In honor of Black History Month, Megglam Boutique, the leading online retailer for traditional African clothing and accessories, is exploring the rich history behind traditional African headwraps.
Continue reading to learn more about the symbolism behind wearing traditional African headwraps and where to purchase yours!
Since its origin in sub-Saharan Africa, the ritual of adorning your head with multi-colored fabric or wax prints serves to protect your hair from the harshness of the elements, helps to retain warmth, and even acts as a powerful mode of non-verbal communication that can signify modesty, spirituality, and societal status (Africaimports.com).
During the era of American slavery, however, black Americans were forced to wear headwraps as part of their enslavement. Over time, headwraps began to be worn in protest of oppressive norms and were eventually reclaimed as a source of cultural pride.
Today, the popularity of headwraps has skyrocketed within the African diaspora and a demand for traditional African clothing stores and retailers has risen. This is where Megglam Boutique comes in.
Founded in 2020 by Meggie HOUNYOVI, a fashion designer hailing from Benin, West Africa, Megglam Boutique aims to create modern, unique and original clothes and accessories for kings and queens around the world. Megglam Boutique’s headwraps are made from the highest quality material that is sourced directly from West Africa.
Check out some of their staple pieces below.
The Sessi Headwrap

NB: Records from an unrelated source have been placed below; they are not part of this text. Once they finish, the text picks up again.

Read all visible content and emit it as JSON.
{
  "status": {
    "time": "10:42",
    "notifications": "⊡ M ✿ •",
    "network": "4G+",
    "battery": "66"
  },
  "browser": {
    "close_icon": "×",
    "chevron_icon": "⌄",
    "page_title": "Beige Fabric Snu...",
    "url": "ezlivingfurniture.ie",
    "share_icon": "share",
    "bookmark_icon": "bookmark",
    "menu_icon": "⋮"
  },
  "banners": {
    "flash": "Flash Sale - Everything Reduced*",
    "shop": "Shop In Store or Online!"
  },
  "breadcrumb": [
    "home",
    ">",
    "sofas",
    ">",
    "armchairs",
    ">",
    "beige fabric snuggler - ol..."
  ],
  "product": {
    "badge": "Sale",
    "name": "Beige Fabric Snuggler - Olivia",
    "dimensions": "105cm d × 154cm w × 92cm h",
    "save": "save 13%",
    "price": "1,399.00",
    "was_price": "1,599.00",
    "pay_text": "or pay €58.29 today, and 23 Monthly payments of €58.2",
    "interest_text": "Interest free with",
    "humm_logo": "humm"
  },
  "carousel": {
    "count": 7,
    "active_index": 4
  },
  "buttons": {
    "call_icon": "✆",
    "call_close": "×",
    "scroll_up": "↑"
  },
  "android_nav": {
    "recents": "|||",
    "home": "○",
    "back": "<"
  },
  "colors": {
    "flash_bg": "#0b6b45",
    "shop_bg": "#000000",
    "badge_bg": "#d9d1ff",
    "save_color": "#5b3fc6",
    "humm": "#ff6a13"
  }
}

The Sessi headwrap features a dazzling vermillion and orange wax fabric and is made with 100% breathable cotton. The headwrap comes with matching style earrings.
The Born to Shine Headwrap & T-shirt
The Born to Shine headwrap features a brilliant blue and pink fabric combination, and comes in a set featuring matching style earrings and matching style 100% cotton t-shirt.
Shop with Megglam Boutique
In addition to luxurious headwraps, Megglam Boutique also sells dashikis (a loose-fitting pullover garment), kaftans (a robe or tunic), and unique accessories for him and her. Discover the beauty of African clothing today!
(2015, February 16). The Cultural Significance of the African Headwrap, https://africaimports.com/the-cultural-significance-of-the-african-headwrap